## Data records
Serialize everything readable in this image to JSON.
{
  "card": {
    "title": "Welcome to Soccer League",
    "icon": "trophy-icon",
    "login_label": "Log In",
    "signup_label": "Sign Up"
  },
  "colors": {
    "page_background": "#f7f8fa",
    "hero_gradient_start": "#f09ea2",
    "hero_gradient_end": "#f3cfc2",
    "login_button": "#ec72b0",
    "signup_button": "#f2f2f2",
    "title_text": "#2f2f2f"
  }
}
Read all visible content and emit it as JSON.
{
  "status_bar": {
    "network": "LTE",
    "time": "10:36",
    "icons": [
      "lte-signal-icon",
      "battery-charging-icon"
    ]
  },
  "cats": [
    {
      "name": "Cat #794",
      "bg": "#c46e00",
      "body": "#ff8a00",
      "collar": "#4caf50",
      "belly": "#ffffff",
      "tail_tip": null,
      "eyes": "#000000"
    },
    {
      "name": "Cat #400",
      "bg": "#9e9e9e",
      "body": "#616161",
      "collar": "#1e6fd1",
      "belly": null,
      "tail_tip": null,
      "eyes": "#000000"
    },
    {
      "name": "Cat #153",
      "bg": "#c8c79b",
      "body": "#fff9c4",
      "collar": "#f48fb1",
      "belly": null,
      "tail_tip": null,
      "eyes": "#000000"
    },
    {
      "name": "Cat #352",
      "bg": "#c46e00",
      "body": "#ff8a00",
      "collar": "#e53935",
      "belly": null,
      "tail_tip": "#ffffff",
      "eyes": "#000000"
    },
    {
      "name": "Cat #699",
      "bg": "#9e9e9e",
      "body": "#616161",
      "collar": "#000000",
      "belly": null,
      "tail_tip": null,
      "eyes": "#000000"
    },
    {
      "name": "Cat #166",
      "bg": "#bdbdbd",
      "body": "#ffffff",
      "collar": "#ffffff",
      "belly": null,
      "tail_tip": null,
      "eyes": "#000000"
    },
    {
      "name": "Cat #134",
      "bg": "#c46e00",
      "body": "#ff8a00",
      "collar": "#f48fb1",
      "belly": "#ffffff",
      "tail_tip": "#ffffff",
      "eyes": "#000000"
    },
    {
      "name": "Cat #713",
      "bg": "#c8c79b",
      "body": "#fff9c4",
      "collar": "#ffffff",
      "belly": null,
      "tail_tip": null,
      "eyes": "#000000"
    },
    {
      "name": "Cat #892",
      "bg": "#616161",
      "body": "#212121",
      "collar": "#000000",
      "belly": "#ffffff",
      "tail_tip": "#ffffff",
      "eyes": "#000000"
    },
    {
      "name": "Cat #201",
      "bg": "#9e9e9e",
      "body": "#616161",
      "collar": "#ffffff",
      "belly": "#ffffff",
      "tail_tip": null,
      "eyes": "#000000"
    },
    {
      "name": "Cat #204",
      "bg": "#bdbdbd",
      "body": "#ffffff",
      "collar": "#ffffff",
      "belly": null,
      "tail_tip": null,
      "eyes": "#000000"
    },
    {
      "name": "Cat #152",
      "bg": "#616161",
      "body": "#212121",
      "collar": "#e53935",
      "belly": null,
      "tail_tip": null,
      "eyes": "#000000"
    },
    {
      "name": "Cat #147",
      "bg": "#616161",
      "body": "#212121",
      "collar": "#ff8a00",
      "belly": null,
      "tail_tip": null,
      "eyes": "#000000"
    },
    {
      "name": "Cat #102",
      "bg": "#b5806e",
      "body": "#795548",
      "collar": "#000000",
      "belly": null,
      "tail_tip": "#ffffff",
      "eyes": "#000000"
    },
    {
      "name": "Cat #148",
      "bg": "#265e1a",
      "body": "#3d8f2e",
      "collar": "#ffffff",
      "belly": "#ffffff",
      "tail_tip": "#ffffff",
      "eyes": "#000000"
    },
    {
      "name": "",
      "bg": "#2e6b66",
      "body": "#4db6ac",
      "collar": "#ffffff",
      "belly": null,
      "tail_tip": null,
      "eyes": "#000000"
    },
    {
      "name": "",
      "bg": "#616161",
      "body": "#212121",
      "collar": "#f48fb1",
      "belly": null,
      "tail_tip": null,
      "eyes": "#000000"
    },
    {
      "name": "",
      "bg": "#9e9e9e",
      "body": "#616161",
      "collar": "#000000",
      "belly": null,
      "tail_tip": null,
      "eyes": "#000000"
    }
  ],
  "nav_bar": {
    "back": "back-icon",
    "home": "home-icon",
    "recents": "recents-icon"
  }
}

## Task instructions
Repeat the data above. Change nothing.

## Problem solution
Serialize everything readable in this image to JSON.
{
  "card": {
    "title": "Welcome to Soccer League",
    "icon": "trophy-icon",
    "login_label": "Log In",
    "signup_label": "Sign Up"
  },
  "colors": {
    "page_background": "#f7f8fa",
    "hero_gradient_start": "#f09ea2",
    "hero_gradient_end": "#f3cfc2",
    "login_button": "#ec72b0",
    "signup_button": "#f2f2f2",
    "title_text": "#2f2f2f"
  }
}
Read all visible content and emit it as JSON.
{
  "status_bar": {
    "network": "LTE",
    "time": "10:36",
    "icons": [
      "lte-signal-icon",
      "battery-charging-icon"
    ]
  },
  "cats": [
    {
      "name": "Cat #794",
      "bg": "#c46e00",
      "body": "#ff8a00",
      "collar": "#4caf50",
      "belly": "#ffffff",
      "tail_tip": null,
      "eyes": "#000000"
    },
    {
      "name": "Cat #400",
      "bg": "#9e9e9e",
      "body": "#616161",
      "collar": "#1e6fd1",
      "belly": null,
      "tail_tip": null,
      "eyes": "#000000"
    },
    {
      "name": "Cat #153",
      "bg": "#c8c79b",
      "body": "#fff9c4",
      "collar": "#f48fb1",
      "belly": null,
      "tail_tip": null,
      "eyes": "#000000"
    },
    {
      "name": "Cat #352",
      "bg": "#c46e00",
      "body": "#ff8a00",
      "collar": "#e53935",
      "belly": null,
      "tail_tip": "#ffffff",
      "eyes": "#000000"
    },
    {
      "name": "Cat #699",
      "bg": "#9e9e9e",
      "body": "#616161",
      "collar": "#000000",
      "belly": null,
      "tail_tip": null,
      "eyes": "#000000"
    },
    {
      "name": "Cat #166",
      "bg": "#bdbdbd",
      "body": "#ffffff",
      "collar": "#ffffff",
      "belly": null,
      "tail_tip": null,
      "eyes": "#000000"
    },
    {
      "name": "Cat #134",
      "bg": "#c46e00",
      "body": "#ff8a00",
      "collar": "#f48fb1",
      "belly": "#ffffff",
      "tail_tip": "#ffffff",
      "eyes": "#000000"
    },
    {
      "name": "Cat #713",
      "bg": "#c8c79b",
      "body": "#fff9c4",
      "collar": "#ffffff",
      "belly": null,
      "tail_tip": null,
      "eyes": "#000000"
    },
    {
      "name": "Cat #892",
      "bg": "#616161",
      "body": "#212121",
      "collar": "#000000",
      "belly": "#ffffff",
      "tail_tip": "#ffffff",
      "eyes": "#000000"
    },
    {
      "name": "Cat #201",
      "bg": "#9e9e9e",
      "body": "#616161",
      "collar": "#ffffff",
      "belly": "#ffffff",
      "tail_tip": null,
      "eyes": "#000000"
    },
    {
      "name": "Cat #204",
      "bg": "#bdbdbd",
      "body": "#ffffff",
      "collar": "#ffffff",
      "belly": null,
      "tail_tip": null,
      "eyes": "#000000"
    },
    {
      "name": "Cat #152",
      "bg": "#616161",
      "body": "#212121",
      "collar": "#e53935",
      "belly": null,
      "tail_tip": null,
      "eyes": "#000000"
    },
    {
      "name": "Cat #147",
      "bg": "#616161",
      "body": "#212121",
      "collar": "#ff8a00",
      "belly": null,
      "tail_tip": null,
      "eyes": "#000000"
    },
    {
      "name": "Cat #102",
      "bg": "#b5806e",
      "body": "#795548",
      "collar": "#000000",
      "belly": null,
      "tail_tip": "#ffffff",
      "eyes": "#000000"
    },
    {
      "name": "Cat #148",
      "bg": "#265e1a",
      "body": "#3d8f2e",
      "collar": "#ffffff",
      "belly": "#ffffff",
      "tail_tip": "#ffffff",
      "eyes": "#000000"
    },
    {
      "name": "",
      "bg": "#2e6b66",
      "body": "#4db6ac",
      "collar": "#ffffff",
      "belly": null,
      "tail_tip": null,
      "eyes": "#000000"
    },
    {
      "name": "",
      "bg": "#616161",
      "body": "#212121",
      "collar": "#f48fb1",
      "belly": null,
      "tail_tip": null,
      "eyes": "#000000"
    },
    {
      "name": "",
      "bg": "#9e9e9e",
      "body": "#616161",
      "collar": "#000000",
      "belly": null,
      "tail_tip": null,
      "eyes": "#000000"
    }
  ],
  "nav_bar": {
    "back": "back-icon",
    "home": "home-icon",
    "recents": "recents-icon"
  }
}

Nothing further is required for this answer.